Murray sweeps into quarterfinals at Antwerp

ANTWERP, Belgium — Former world No. 1 Andy Murray cruised into the quarterfinals at Antwerp on Thursday with a 6-4, 6-3 defeat of Uruguay's Pablo Cuevas.

Murray, a three-time Grand Slam champion, is attempting to work his way back to form almost 10 months after career-saving hip surgery.

The Scot, currently ranked 243rd in the world, held serve throughout against eighth seed Cuevas before sealing victory in 84 minutes.

He will take on Romania's Marius Copil — who hit 13 aces past third seed Diego Schwartzman in a 6-4, 5-7, 7-6 (9/7) win — on Friday for a place in the last four.

"I felt a bit better today. I thought I served quite well for most of the match and when I was able to get into the baseline rallies, I felt I was hitting the ball quite clean, which is good," Murray said.
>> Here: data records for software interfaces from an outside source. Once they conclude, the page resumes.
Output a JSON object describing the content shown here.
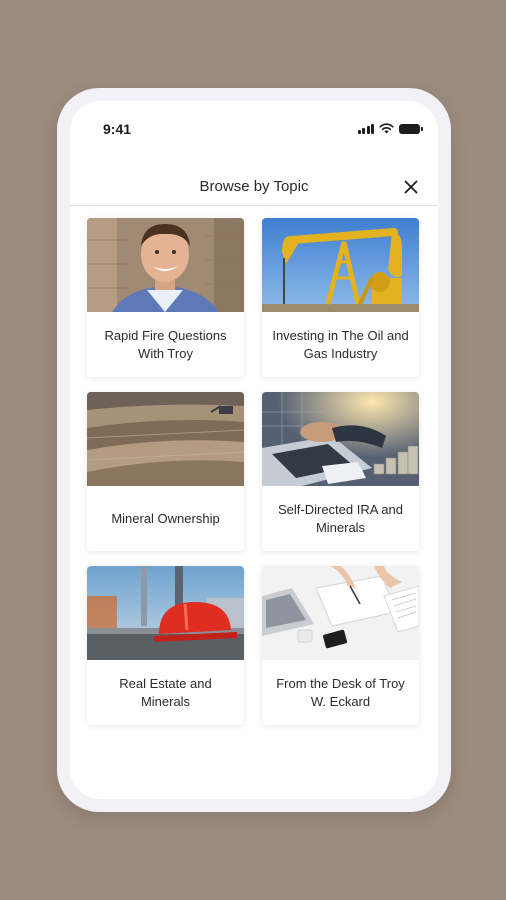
{
  "status": {
    "time": "9:41"
  },
  "header": {
    "title": "Browse by Topic"
  },
  "topics": [
    {
      "label": "Rapid Fire Questions With Troy",
      "image": "portrait-photo"
    },
    {
      "label": "Investing in The Oil and Gas Industry",
      "image": "oil-pumpjack-photo"
    },
    {
      "label": "Mineral Ownership",
      "image": "open-pit-mine-photo"
    },
    {
      "label": "Self-Directed IRA and Minerals",
      "image": "laptop-coins-photo"
    },
    {
      "label": "Real Estate and Minerals",
      "image": "hard-hat-photo"
    },
    {
      "label": "From the Desk of Troy W. Eckard",
      "image": "desk-writing-photo"
    }
  ]
}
"He served very well, which made it difficult for me to get the breaks, but I thought for me it was a good match."

Italian teenager Jannik Sinner dumped out top seed and 2018 runner-up Gael Monfils 6-3, 6-2 to reach his first ATP quarter-final.

Next up for the 18-year-old Sinner is American Frances Tiafoe, a straight-sets winner over seventh-seeded German Jan-Lennard Struff.

"I played a very solid game. He didn't play his best tennis for sure. It's not easy if you make the final the year before and then to come here to play a young player and wild card," world No. 119 Sinner told

"I think I played solid today. I served good on the important points and I think that was the key today."

Gender equality in sports

far from realized: King

Nearly 50 years after Billie Jean King and the so-called "Original Nine" began their campaign for equal prize money in Tennis, the 12-times Grand Slam winner said much more progress was needed in gender equity in sport.

"You look at all the years of soccer, of baseball, all these different sports, they didn’t encourage us to go into baseball, they told us to go into softball," King told Reuters. "They wouldn’t let us run the marathon in the Olympics until 1984.

"It just goes on and on and on."

Appearing at a Women's Sports Foundation (WSF) event on Wednesday, where the U.S. women's national soccer team was feted for its on-field performance, King said the squad's lawsuit against its governing body for gender discrimination reflects much-needed progress.

"All we are is a microcosm of society," said King, who founded the WSF. "Women are still so far behind."

Megan Rapinoe, who won the Golden Boot and the Golden Ball with her World Cup champion team in July, told Reuters she hoped a settlement with U.S. Soccer was possible, but that she and her group were prepared for a fight.

US Soccer has repeatedly defended its support for the women's team in the past. — Agencies